On appeal, the Federal Circuit affirmed the District Court’s grant of summary judgment on the basis of laches. However, in an order issued on December 30, 2014, the Federal Circuit vacated its September decision that SCA’s delay in filing suit was unreasonable and therefore barred by the equitable defense of laches. The panel decided that the appeal warranted en banc consideration, thereby vacating the September decision and reinstating SCA’s appeal. In the December 30 order, the Federal Circuit mandated that SCA and First Quality file new briefs to address the following issues:

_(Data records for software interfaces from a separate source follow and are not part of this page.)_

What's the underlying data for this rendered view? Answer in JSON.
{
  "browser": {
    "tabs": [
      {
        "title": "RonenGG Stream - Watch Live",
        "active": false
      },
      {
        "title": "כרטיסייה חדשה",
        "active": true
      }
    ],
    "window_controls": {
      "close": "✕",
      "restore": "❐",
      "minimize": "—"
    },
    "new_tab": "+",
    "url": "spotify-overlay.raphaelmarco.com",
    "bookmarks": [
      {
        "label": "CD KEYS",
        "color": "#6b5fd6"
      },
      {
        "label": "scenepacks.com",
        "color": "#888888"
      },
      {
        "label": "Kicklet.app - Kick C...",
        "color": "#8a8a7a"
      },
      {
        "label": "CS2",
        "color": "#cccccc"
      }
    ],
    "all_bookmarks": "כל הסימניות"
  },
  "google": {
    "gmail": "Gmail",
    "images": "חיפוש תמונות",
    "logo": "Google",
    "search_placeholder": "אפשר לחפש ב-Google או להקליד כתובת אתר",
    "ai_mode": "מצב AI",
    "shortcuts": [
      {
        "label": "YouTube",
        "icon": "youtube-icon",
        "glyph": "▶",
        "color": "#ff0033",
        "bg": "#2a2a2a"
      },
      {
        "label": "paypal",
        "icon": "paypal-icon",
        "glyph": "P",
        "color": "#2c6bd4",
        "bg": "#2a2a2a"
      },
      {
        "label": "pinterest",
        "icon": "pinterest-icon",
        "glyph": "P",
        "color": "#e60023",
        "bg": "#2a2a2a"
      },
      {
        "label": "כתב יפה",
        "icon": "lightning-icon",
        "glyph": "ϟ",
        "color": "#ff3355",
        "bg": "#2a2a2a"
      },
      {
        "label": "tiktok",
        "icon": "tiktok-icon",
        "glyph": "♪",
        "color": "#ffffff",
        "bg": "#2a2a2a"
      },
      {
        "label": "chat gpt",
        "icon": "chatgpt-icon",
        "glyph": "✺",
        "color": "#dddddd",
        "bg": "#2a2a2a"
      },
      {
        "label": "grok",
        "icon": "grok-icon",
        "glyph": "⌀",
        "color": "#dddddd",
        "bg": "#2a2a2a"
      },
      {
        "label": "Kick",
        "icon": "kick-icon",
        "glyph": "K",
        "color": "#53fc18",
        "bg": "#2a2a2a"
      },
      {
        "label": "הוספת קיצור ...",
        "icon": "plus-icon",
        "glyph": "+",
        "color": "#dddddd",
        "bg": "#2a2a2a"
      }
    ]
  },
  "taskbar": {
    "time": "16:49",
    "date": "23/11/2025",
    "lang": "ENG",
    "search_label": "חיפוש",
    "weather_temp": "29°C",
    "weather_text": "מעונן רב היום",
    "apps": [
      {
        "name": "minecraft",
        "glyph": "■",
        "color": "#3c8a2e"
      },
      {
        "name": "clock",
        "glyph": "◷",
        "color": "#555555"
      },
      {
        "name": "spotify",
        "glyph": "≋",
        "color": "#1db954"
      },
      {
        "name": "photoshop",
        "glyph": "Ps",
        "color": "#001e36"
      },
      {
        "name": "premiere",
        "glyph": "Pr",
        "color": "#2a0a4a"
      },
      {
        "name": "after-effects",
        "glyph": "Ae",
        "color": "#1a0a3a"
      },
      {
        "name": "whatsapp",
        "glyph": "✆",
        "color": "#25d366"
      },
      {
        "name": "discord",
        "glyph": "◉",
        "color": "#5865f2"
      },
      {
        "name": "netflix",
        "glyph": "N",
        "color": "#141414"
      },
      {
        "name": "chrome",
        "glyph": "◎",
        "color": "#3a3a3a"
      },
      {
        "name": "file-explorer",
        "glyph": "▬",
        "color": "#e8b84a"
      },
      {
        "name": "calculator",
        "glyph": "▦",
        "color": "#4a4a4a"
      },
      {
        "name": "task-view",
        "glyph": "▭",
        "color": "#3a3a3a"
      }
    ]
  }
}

Issue 1: In light of the Supreme Court’s decision in Petrella, should the Federal Circuit’s en banc decision in A.C. Aukerman Co. v. R.L. Chaides Constr. Co. be overruled so that the defense of laches is not applicable to bar a claim for damages based on patent infringement occurring within the six-year damages limitations period established by 35 U.S.C. §286.
Issue 2: In light of the fact that there is no statute of limitations for claims of patent infringement and in view of Supreme Court precedent, should the defense of laches be available under some circumstances to bar an entire infringement suit for either damages or injunctive relief.
The SCA Hygiene decision was based heavily on the 1992 case of A.C. Aukerman Co. v. R.L. Chaides Constr. Co., which held that when there is an unreasonable delay, laches can be invoked to bar all damages based on infringement that took place before the case was filed despite the Patent Act’s provision allowing damages going back six years. 960 F.2d 1020, 1029-1031 (Fed. Cir. 1992) (en banc). Recently, the validity of the A.C. Aukerman holding was called into question in light of the Petrella holding.
If the Court adopts the Petrella decision’s reasoning and applies it to patent cases, a defendant runs the risk of being held liable for damages resulting from infringing conduct that may have occurred more than six years prior to the patent holder filing suit. The application of Petrella to patent cases could encourage a plaintiff to sit on its hands because Petrella extends the plaintiff’s ability to claim additional damages without fear of the Court striking the plaintiff’s claims on the basis of laches.